## [TASK OBJECTIVE]
Whenever the string "Management" turns up in a line below, that line should be copied.

------ DATASET EXTRACT

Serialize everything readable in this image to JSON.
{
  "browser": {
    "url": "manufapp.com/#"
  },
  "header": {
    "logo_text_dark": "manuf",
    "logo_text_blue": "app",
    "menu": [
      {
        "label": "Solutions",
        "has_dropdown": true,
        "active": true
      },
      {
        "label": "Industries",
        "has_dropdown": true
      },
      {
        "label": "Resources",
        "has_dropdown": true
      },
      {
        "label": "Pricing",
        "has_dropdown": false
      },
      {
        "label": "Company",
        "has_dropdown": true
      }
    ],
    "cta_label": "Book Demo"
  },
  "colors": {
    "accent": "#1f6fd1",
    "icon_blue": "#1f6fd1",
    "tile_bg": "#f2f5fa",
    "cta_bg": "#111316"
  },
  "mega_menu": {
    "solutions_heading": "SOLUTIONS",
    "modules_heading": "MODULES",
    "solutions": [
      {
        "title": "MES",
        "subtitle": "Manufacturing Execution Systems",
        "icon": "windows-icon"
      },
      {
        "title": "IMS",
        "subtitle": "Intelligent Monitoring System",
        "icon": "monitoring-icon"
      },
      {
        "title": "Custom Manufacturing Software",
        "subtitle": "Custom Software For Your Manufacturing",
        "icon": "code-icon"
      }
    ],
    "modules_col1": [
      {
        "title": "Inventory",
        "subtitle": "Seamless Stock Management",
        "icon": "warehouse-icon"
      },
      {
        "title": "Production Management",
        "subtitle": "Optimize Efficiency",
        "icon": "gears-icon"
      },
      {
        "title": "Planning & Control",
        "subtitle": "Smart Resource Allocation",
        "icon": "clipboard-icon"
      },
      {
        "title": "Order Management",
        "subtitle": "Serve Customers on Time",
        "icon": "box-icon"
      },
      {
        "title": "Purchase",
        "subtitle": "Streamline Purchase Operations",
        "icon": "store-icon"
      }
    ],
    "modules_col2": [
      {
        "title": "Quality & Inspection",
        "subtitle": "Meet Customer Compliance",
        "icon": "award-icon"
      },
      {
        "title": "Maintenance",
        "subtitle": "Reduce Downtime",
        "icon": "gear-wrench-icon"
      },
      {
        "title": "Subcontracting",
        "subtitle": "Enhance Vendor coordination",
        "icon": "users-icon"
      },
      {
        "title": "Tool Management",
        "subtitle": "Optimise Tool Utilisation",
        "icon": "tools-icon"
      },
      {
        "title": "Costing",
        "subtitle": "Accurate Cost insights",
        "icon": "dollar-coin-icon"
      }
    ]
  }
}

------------

## [COMPLETED EXERCISE]
        "subtitle": "Seamless Stock Management",
        "title": "Production Management",
        "title": "Order Management",
        "title": "Tool Management",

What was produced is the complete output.